* _Prompt_: Copy out all lines of the listing below that hold "JSON".

* _The records_:
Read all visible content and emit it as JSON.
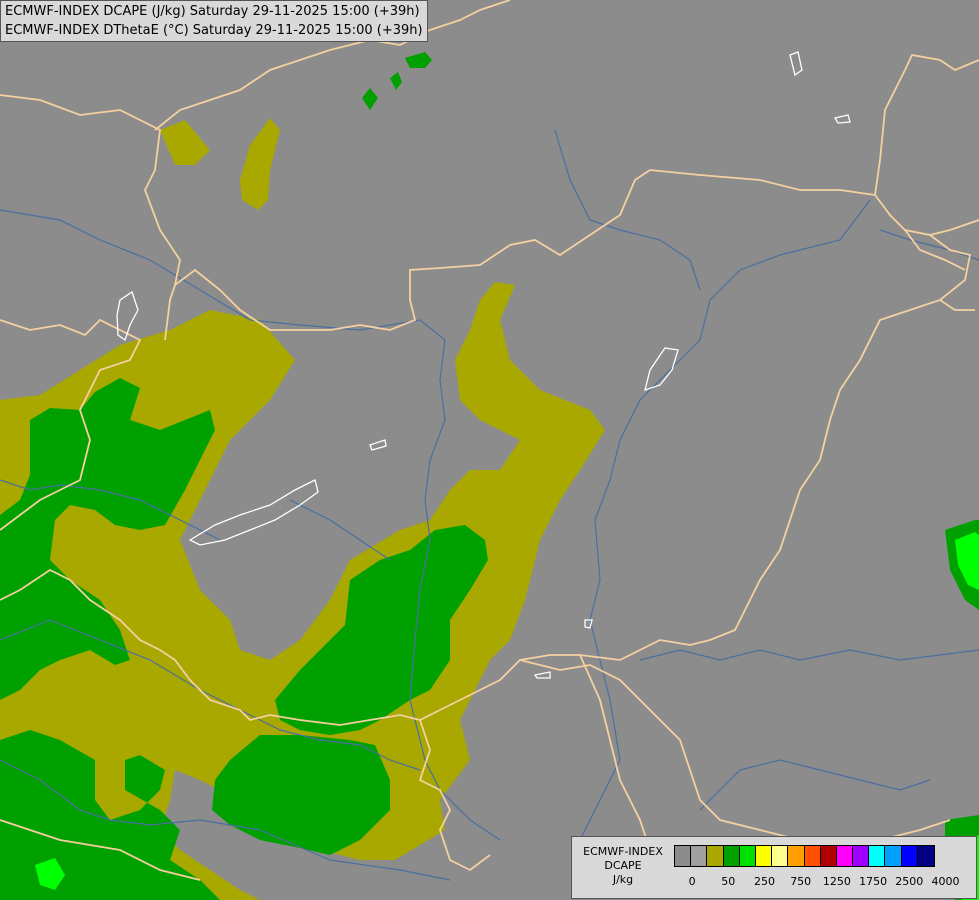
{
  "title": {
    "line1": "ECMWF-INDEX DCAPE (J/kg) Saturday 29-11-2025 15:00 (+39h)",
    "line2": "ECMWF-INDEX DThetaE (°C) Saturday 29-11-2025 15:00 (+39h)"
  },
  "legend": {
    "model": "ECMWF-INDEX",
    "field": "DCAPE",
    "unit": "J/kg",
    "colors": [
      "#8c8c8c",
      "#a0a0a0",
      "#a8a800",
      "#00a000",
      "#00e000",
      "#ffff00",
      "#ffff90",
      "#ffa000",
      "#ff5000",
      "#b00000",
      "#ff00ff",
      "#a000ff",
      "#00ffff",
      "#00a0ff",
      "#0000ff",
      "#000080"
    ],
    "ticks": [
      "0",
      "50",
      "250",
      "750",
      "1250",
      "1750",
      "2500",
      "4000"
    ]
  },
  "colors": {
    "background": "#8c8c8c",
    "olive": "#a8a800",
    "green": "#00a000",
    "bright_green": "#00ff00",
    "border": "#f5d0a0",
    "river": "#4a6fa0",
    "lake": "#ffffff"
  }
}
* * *
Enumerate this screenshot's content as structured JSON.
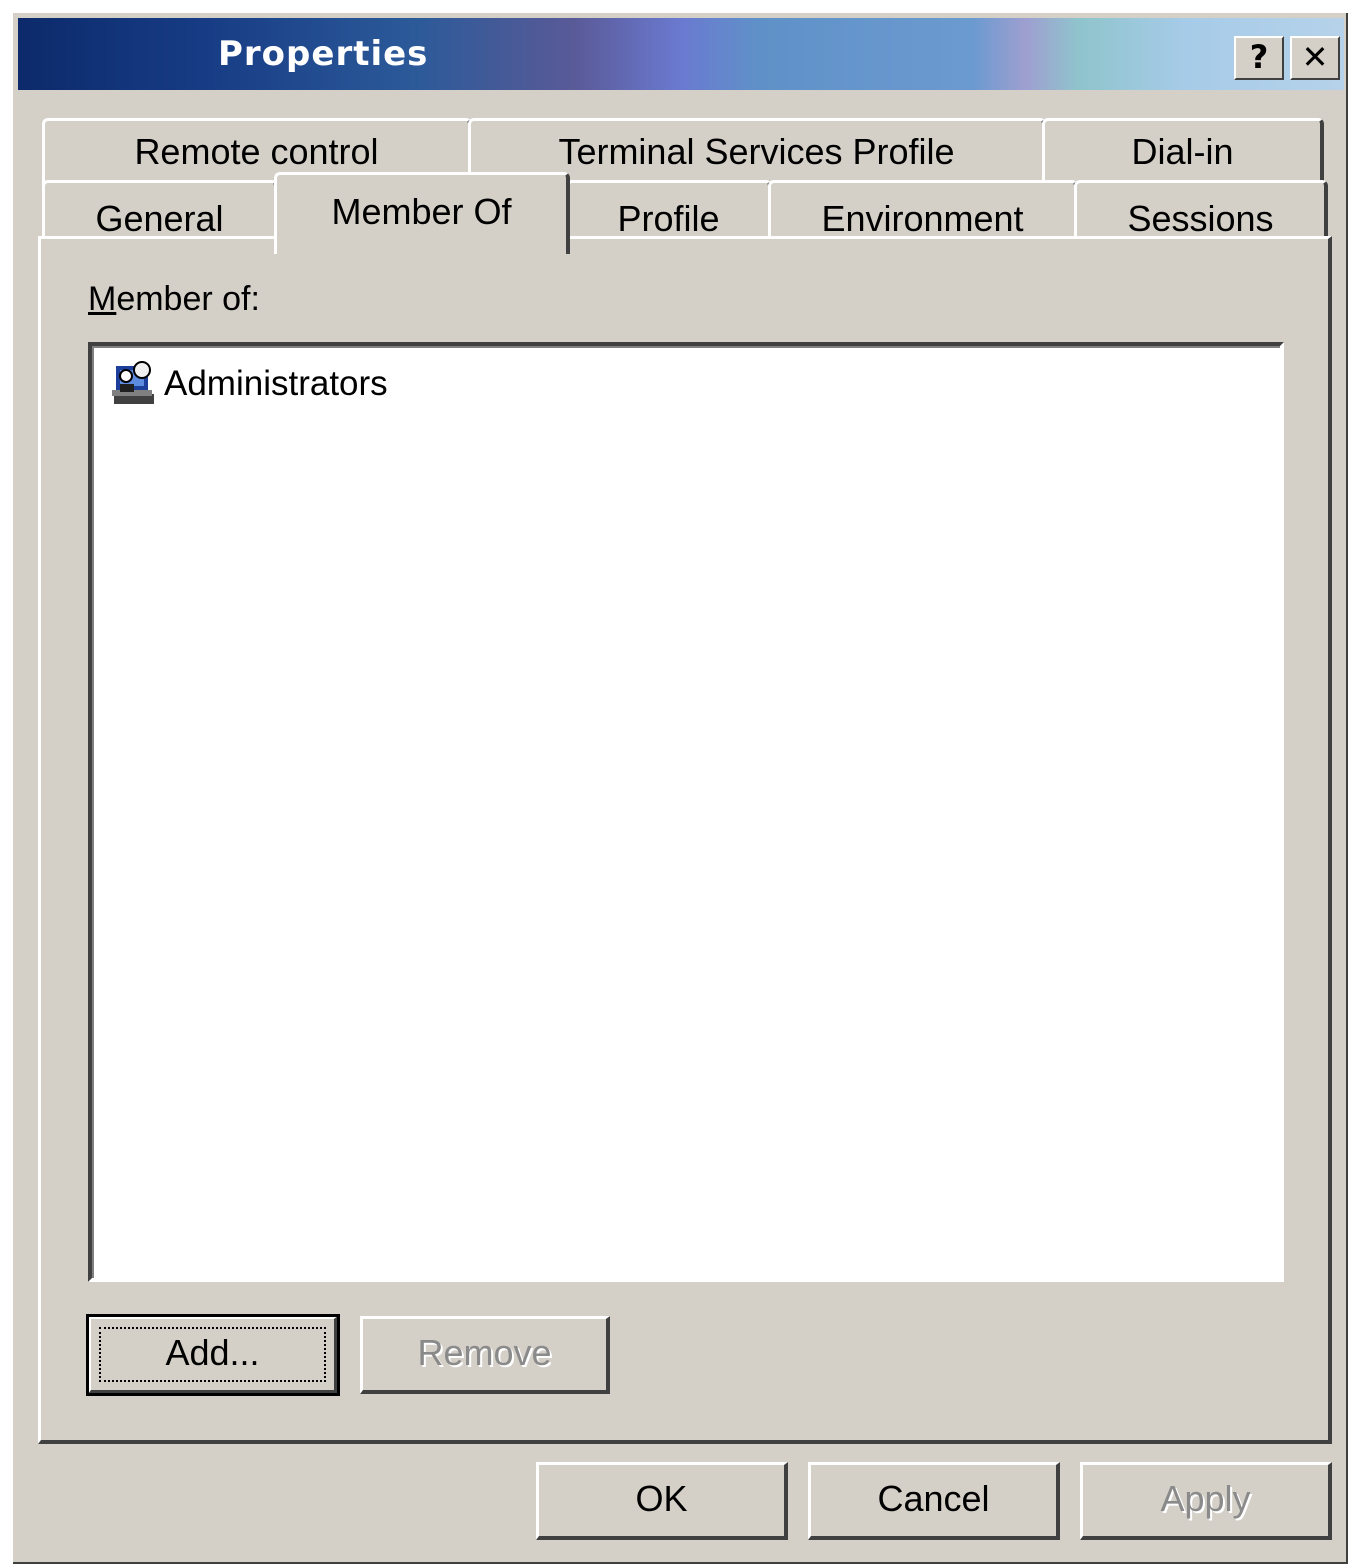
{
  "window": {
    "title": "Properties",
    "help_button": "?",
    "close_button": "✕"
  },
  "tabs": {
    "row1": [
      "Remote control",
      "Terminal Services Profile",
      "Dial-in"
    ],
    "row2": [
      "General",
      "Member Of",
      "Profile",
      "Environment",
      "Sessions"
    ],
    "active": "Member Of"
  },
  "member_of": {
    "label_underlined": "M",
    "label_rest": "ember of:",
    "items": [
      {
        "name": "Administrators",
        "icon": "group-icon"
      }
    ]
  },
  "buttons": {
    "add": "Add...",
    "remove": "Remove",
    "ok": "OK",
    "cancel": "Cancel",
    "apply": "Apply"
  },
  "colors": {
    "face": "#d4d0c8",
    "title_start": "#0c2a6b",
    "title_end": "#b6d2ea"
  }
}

* _Exercise response_:
Read all visible content and emit it as JSON.
Enumerate this screenshot's content as structured JSON.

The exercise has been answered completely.